Further on down Google’s announcement, you’ll find this point that should raise concern:
One caveat to watch out for: while it’s OK to use the new schema.org markup or continue to use existing microformats or RDFa markup, you should avoid mixing the formats together on the same web page, as this can confuse our parsers
How should one interpret this language? To me, it sounds like this is what they are saying:
This is how Google, Bing, and Yahoo! prefer and recommend structured data be represented on the Web. In fact, if you use Schema.org’s structured-data format, your content will get preferential treatment (or at least experience unique benefits) in our search results. However, do not mix markup formats as it will confuse our parsers and hurt your page rankings in our search-engine algorithms. It is best if you simply stick with Schema.org’s markup format.
With the power and influence these three search behemoths exert on the success of Web properties, webmasters, designers, and developers might be foolish to ignore this new initiative. More importantly, if they choose to ignore schema.org, for instance by using some other format with which to represent machine-readable data, it could be to the detriment of their clients and projects.
Note: If you read the official documentation on the Schema.org site and the Terms and Conditions section, it becomes clear why observant developers have additional concerns with the trios power play.
By creating a completely new set of markup types, they are in essence subverting the Open Web as only those people associated with Schema.org (select employees of Google, Microsoft, and Yahoo!) have access to alter and add new data model types.
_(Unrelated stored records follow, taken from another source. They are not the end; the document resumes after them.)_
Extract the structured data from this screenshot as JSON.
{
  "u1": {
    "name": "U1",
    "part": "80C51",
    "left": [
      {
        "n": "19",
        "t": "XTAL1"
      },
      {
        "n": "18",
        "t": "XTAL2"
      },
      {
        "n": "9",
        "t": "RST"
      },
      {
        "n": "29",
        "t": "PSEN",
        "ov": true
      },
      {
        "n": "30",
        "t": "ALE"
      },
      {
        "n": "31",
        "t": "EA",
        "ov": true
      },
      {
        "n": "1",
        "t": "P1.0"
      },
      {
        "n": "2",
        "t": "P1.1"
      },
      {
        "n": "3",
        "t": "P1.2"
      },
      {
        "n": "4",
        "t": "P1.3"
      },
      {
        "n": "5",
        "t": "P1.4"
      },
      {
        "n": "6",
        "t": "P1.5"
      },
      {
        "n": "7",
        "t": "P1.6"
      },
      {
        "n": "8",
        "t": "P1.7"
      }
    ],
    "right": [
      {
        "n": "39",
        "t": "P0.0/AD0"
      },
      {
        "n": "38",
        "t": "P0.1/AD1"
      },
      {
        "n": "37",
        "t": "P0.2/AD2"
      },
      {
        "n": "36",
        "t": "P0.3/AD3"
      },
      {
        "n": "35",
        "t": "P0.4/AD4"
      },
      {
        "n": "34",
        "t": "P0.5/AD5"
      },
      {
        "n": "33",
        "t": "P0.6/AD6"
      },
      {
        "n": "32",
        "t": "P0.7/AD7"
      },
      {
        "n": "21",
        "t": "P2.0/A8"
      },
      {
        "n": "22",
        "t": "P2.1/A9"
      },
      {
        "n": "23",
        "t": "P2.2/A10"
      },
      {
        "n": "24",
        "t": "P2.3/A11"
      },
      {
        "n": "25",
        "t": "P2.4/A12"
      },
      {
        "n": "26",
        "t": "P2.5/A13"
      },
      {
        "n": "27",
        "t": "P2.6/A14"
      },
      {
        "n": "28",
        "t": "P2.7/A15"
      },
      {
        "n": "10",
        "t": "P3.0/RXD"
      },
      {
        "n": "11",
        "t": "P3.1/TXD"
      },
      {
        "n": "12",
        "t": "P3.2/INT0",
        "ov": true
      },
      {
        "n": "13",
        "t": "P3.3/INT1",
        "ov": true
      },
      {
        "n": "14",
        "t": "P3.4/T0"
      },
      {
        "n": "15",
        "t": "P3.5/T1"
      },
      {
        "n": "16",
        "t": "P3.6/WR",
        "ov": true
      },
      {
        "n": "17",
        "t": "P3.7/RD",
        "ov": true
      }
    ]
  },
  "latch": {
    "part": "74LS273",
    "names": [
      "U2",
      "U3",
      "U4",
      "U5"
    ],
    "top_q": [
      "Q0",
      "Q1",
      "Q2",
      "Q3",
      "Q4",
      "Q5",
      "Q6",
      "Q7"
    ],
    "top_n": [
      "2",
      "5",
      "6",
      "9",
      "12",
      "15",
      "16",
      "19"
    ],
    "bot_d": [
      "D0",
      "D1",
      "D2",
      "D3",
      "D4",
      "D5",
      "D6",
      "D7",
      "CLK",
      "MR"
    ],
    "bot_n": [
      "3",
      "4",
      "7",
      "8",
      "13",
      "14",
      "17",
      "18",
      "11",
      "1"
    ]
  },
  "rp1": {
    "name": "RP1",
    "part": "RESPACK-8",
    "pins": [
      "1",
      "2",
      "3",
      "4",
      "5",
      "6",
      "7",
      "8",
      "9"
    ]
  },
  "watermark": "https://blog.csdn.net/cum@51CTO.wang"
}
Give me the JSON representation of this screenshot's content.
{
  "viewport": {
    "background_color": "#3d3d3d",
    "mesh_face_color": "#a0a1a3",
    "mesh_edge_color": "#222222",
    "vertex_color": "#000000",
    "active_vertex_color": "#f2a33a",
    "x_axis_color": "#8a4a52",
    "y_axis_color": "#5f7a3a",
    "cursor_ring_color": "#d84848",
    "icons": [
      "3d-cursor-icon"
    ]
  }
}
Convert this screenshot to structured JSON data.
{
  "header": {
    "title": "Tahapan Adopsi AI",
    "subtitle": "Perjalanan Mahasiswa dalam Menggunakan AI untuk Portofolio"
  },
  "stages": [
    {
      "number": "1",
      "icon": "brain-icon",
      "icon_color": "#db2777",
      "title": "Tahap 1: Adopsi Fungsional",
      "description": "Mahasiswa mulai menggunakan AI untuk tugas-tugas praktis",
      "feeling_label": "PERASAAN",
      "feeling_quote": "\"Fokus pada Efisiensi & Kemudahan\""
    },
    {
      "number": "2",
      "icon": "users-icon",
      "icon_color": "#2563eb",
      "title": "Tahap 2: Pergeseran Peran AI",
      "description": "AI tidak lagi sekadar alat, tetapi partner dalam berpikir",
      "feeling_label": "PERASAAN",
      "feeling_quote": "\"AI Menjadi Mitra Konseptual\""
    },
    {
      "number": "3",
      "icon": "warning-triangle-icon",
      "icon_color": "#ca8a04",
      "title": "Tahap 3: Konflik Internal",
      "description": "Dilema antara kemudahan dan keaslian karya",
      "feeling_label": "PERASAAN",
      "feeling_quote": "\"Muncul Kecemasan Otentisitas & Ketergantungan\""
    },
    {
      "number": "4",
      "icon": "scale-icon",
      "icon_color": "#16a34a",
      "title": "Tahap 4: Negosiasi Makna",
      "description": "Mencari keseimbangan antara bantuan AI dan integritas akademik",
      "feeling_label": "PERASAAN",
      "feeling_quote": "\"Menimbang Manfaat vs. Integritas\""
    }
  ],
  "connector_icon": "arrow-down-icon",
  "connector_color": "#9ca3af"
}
Thus, although they claim that their goal is to “continue making the open web richer and more useful,” the Schema.org’s schema is not truly open. How does pushing a currently-closed data schema support the Open Web?
The Best Way to Support the Open Web is by Adopting Existing Standards
With the launch of Schema.org, Google, Microsoft, and Yahoo! are thumbing their collective noses at not only the Open Web but also the Open Web Standards community. There have been literally tens of thousands of hours over the past decade volunteered by hundreds of people across the globe to develop a myriad of Open Web Standards—standards that have helped Google, Microsoft, and Yahoo! become successful at what they do. With respect to this issue, prodigious efforts and solid progress have been made at developing Open Web Standards for structured data.
If Google, Microsoft, and Yahoo! truly wish to make the “open web richer and more useful,” they should adopt, support, promote, and help evolve existing Open Web Standards for the representation of machine-readable data. That would be in keeping with the true spirit of the Open Web.